Let's offer a salute to clever game developers, especially Patrick and Daniel Klug, the cofounders of GreenheartGames. When they released Game Developer Tycoon for Mac, Windows, and Linux, they decided to put a cracked version of the game for pirates to steal on bittorrent, but they did so with a twist: players playing the cracked version of the game will find that piracy drives them bankrupt.
The sad, sad, sad news is that on the first day of availability, they had 214 people playing a version of the game legally purchased. At the same time, they had 3,104 thieves playing the cracked version. In other words, 93.6 percent of the people playing the games were thieves.

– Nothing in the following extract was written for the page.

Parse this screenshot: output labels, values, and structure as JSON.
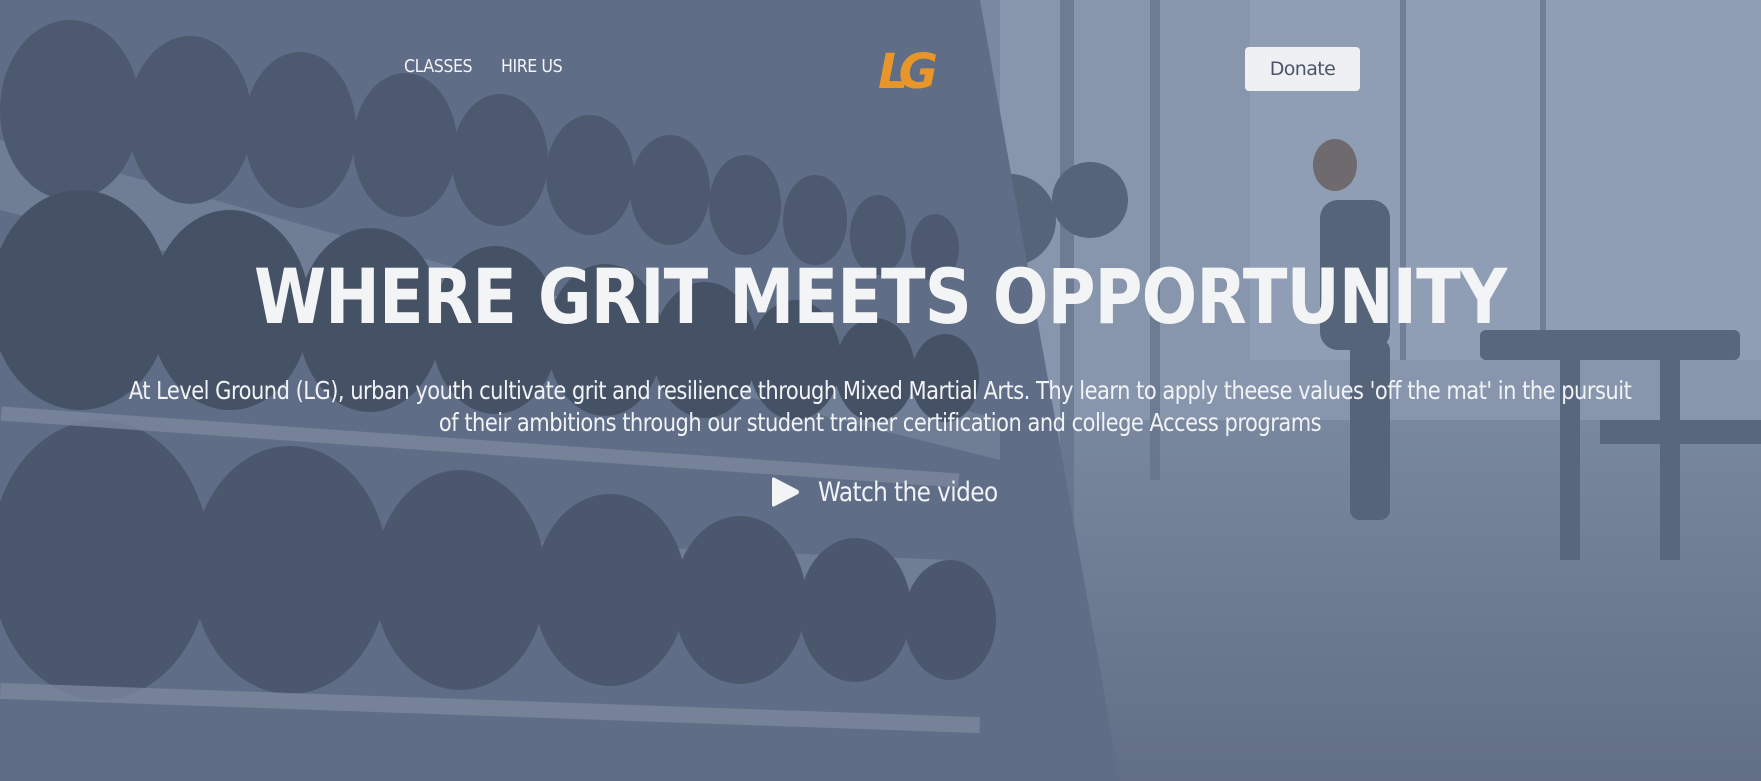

Hint: If you're in the red zone, you're the bad guy in this little vignette
The game is priced at US$7.99, and it has no DRM. There's also a free demo for those who want to try it without paying first, and yet 93.6 percent of their players chose to steal it instead.
The game allows players to become virtual game developer tycoons by researching game technologies and develop highly rated (or less highly rated) games that they (virtually) sell. The version that they themselves released as a cracked version does all that, but with a twist.
From the developer:
The cracked version is nearly identical to the real thing except for one detail… Initially we thought about telling them their copy is an illegal copy, but instead we didn’t want to pass up the unique opportunity of holding a mirror in front of them and showing them what piracy can do to game developers. So, as players spend a few hours playing and growing their own game dev company, they will start to see the following message, styled like any other in-game message:
The effort was part experiment, part prank, and part effort to drive home a point, though judging from the response from some of the thieves, that lesson will be missed.
Screenshot from the Purposefully "Cracked" Version of the Game
There's the pirate who posted to a forum complaining that pirates are ruining him. Apparently unfamiliar with the concept of irony, he asked, "Is there some way to avoid that? I mean can I research DRM or something?"
Then there's the pirate who posted, "Why are there so many people that pirate? It ruins me!"
You have to love entitled people. Everyone else's efforts are there for them to plunder.
In his blog post about the situation, Patrick Klug pointed out that single player, pay-once games are becoming increasingly rare. They're being replaced by "free-to-play" games that extract money through in-game purchases and online games that require you to log in to a game server to play.
GreenheartGames wants to change this and bring quality single-player games to market. Their first offering, Game Developer Tycoon, was released for Mac, Windows, and Linux, all without DRM. Show them support. Buy the game for $7.99, or try out the free demo instead. If you like it, buy it.
And don't steal.